TASK STATEMENT: Look for the line with "Parse this screenshot: output" in the entries below, then extract that line and all lines after it exactly, with pictures left out.

Items from a data source
********
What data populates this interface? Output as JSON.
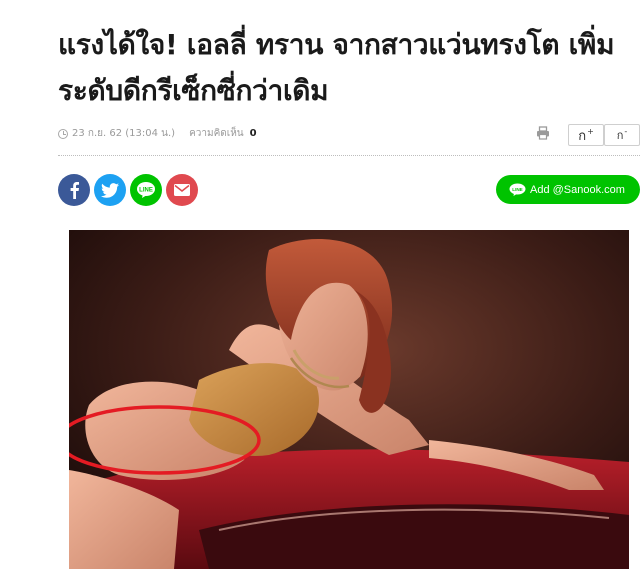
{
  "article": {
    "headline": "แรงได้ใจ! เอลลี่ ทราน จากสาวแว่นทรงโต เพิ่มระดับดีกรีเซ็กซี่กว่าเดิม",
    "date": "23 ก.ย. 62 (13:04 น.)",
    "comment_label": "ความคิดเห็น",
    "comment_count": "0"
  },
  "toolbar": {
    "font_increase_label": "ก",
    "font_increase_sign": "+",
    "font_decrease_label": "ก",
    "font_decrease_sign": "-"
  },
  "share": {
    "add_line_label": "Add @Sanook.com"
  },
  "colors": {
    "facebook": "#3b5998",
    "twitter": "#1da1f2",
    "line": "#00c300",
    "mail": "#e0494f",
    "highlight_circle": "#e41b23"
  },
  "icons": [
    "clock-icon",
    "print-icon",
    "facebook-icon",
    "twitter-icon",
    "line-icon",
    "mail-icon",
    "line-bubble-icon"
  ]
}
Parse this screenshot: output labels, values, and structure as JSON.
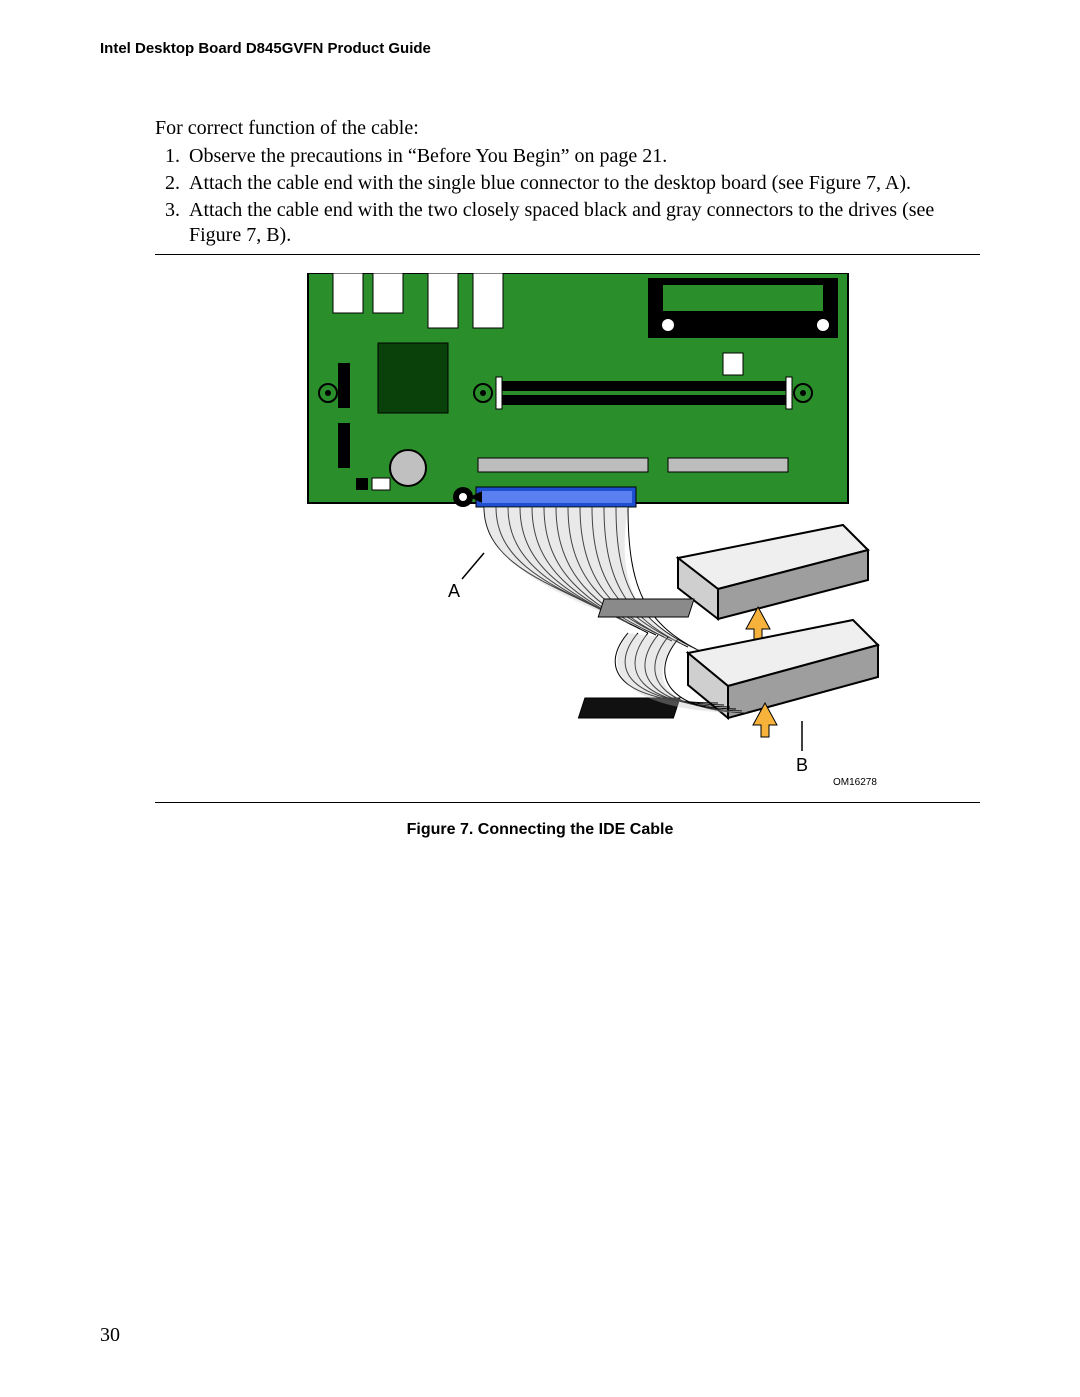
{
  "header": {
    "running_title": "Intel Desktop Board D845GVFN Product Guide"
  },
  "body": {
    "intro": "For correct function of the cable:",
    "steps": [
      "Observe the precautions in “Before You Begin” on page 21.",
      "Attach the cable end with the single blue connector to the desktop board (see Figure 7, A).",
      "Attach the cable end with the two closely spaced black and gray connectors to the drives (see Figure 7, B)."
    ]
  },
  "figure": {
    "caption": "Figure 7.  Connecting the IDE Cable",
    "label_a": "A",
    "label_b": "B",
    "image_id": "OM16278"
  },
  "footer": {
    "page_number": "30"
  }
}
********
EXERCISE SOLUTION:
Parse this screenshot: output labels, values, and structure as JSON.
{
  "header": {
    "running_title": "Intel Desktop Board D845GVFN Product Guide"
  },
  "body": {
    "intro": "For correct function of the cable:",
    "steps": [
      "Observe the precautions in “Before You Begin” on page 21.",
      "Attach the cable end with the single blue connector to the desktop board (see Figure 7, A).",
      "Attach the cable end with the two closely spaced black and gray connectors to the drives (see Figure 7, B)."
    ]
  },
  "figure": {
    "caption": "Figure 7.  Connecting the IDE Cable",
    "label_a": "A",
    "label_b": "B",
    "image_id": "OM16278"
  },
  "footer": {
    "page_number": "30"
  }
}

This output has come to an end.